## Exercise requirements
Among the following entries, count the lines that contain "percent" and report only the result.

● ● ●

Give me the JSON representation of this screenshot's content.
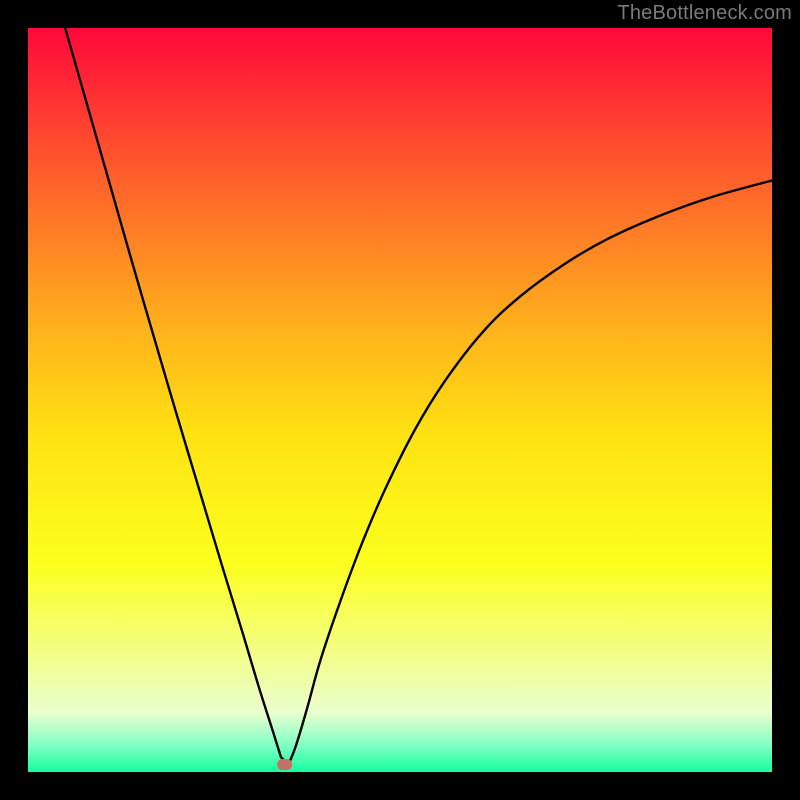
{
  "watermark": "TheBottleneck.com",
  "chart_data": {
    "type": "line",
    "title": "",
    "xlabel": "",
    "ylabel": "",
    "xlim": [
      0,
      100
    ],
    "ylim": [
      0,
      100
    ],
    "x_units": "percent of axis",
    "y_units": "percent of axis (0 = bottom/green, 100 = top/red)",
    "gradient_color_stops": [
      {
        "pos": 0.0,
        "color": "#ff083a"
      },
      {
        "pos": 0.2,
        "color": "#ff5f2b"
      },
      {
        "pos": 0.4,
        "color": "#ffb01c"
      },
      {
        "pos": 0.55,
        "color": "#ffe312"
      },
      {
        "pos": 0.72,
        "color": "#fcff1e"
      },
      {
        "pos": 0.85,
        "color": "#f2ff8f"
      },
      {
        "pos": 0.92,
        "color": "#e9ffcf"
      },
      {
        "pos": 0.965,
        "color": "#7effc4"
      },
      {
        "pos": 1.0,
        "color": "#14ff9e"
      }
    ],
    "feature_marker": {
      "x": 34.5,
      "y": 1.0,
      "color": "#c47066"
    },
    "series": [
      {
        "name": "left-branch",
        "x": [
          5.0,
          8.0,
          11.0,
          14.0,
          17.0,
          20.0,
          23.0,
          26.0,
          29.0,
          31.0,
          33.0,
          34.0
        ],
        "y": [
          100.0,
          89.5,
          79.0,
          68.5,
          58.2,
          48.0,
          38.0,
          28.0,
          18.2,
          11.5,
          5.2,
          2.0
        ]
      },
      {
        "name": "valley-floor",
        "x": [
          34.0,
          35.0
        ],
        "y": [
          2.0,
          1.0
        ]
      },
      {
        "name": "right-branch",
        "x": [
          35.0,
          36.0,
          37.5,
          39.3,
          42.0,
          45.0,
          48.0,
          52.0,
          56.0,
          61.0,
          66.0,
          72.0,
          78.0,
          85.0,
          92.0,
          100.0
        ],
        "y": [
          1.0,
          3.5,
          8.5,
          15.0,
          23.0,
          31.0,
          38.0,
          46.0,
          52.5,
          59.0,
          63.8,
          68.2,
          71.7,
          74.8,
          77.3,
          79.5
        ]
      }
    ]
  }
}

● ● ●

## Output
2